TASK STATEMENT — All entries should be copied exactly, none left out.

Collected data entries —
Start of Block

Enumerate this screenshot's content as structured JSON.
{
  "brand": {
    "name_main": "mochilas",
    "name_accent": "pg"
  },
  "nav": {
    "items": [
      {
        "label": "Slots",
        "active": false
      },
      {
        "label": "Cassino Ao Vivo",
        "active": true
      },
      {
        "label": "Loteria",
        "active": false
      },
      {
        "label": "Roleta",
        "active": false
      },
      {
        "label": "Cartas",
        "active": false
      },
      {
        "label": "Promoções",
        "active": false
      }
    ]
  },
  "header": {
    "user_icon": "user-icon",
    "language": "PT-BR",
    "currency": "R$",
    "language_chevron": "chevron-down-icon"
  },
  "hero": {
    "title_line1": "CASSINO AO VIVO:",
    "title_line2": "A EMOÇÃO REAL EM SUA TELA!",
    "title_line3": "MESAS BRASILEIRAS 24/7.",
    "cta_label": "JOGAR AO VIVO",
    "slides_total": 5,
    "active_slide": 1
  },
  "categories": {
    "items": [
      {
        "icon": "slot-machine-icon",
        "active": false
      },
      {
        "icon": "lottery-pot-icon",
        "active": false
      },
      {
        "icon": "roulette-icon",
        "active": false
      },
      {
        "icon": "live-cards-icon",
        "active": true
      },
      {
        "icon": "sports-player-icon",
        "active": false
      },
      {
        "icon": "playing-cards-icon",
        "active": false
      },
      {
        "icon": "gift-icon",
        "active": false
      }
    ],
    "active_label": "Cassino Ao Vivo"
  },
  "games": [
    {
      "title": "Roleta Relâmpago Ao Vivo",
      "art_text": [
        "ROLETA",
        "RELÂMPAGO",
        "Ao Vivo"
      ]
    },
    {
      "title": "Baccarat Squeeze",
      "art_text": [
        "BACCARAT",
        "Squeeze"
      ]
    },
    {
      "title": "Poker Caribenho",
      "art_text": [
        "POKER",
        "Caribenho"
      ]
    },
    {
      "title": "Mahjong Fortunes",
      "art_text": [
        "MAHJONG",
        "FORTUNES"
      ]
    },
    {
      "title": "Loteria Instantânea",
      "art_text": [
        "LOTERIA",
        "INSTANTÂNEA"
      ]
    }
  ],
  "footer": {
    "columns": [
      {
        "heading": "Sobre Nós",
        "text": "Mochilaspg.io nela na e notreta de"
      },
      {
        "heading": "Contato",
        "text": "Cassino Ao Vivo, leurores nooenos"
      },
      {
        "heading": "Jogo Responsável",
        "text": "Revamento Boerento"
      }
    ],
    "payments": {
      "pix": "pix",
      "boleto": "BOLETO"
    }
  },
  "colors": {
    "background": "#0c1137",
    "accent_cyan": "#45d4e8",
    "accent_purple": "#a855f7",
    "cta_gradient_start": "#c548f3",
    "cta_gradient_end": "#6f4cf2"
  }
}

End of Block

TASK SOLUTION —
Enumerate this screenshot's content as structured JSON.
{
  "brand": {
    "name_main": "mochilas",
    "name_accent": "pg"
  },
  "nav": {
    "items": [
      {
        "label": "Slots",
        "active": false
      },
      {
        "label": "Cassino Ao Vivo",
        "active": true
      },
      {
        "label": "Loteria",
        "active": false
      },
      {
        "label": "Roleta",
        "active": false
      },
      {
        "label": "Cartas",
        "active": false
      },
      {
        "label": "Promoções",
        "active": false
      }
    ]
  },
  "header": {
    "user_icon": "user-icon",
    "language": "PT-BR",
    "currency": "R$",
    "language_chevron": "chevron-down-icon"
  },
  "hero": {
    "title_line1": "CASSINO AO VIVO:",
    "title_line2": "A EMOÇÃO REAL EM SUA TELA!",
    "title_line3": "MESAS BRASILEIRAS 24/7.",
    "cta_label": "JOGAR AO VIVO",
    "slides_total": 5,
    "active_slide": 1
  },
  "categories": {
    "items": [
      {
        "icon": "slot-machine-icon",
        "active": false
      },
      {
        "icon": "lottery-pot-icon",
        "active": false
      },
      {
        "icon": "roulette-icon",
        "active": false
      },
      {
        "icon": "live-cards-icon",
        "active": true
      },
      {
        "icon": "sports-player-icon",
        "active": false
      },
      {
        "icon": "playing-cards-icon",
        "active": false
      },
      {
        "icon": "gift-icon",
        "active": false
      }
    ],
    "active_label": "Cassino Ao Vivo"
  },
  "games": [
    {
      "title": "Roleta Relâmpago Ao Vivo",
      "art_text": [
        "ROLETA",
        "RELÂMPAGO",
        "Ao Vivo"
      ]
    },
    {
      "title": "Baccarat Squeeze",
      "art_text": [
        "BACCARAT",
        "Squeeze"
      ]
    },
    {
      "title": "Poker Caribenho",
      "art_text": [
        "POKER",
        "Caribenho"
      ]
    },
    {
      "title": "Mahjong Fortunes",
      "art_text": [
        "MAHJONG",
        "FORTUNES"
      ]
    },
    {
      "title": "Loteria Instantânea",
      "art_text": [
        "LOTERIA",
        "INSTANTÂNEA"
      ]
    }
  ],
  "footer": {
    "columns": [
      {
        "heading": "Sobre Nós",
        "text": "Mochilaspg.io nela na e notreta de"
      },
      {
        "heading": "Contato",
        "text": "Cassino Ao Vivo, leurores nooenos"
      },
      {
        "heading": "Jogo Responsável",
        "text": "Revamento Boerento"
      }
    ],
    "payments": {
      "pix": "pix",
      "boleto": "BOLETO"
    }
  },
  "colors": {
    "background": "#0c1137",
    "accent_cyan": "#45d4e8",
    "accent_purple": "#a855f7",
    "cta_gradient_start": "#c548f3",
    "cta_gradient_end": "#6f4cf2"
  }
}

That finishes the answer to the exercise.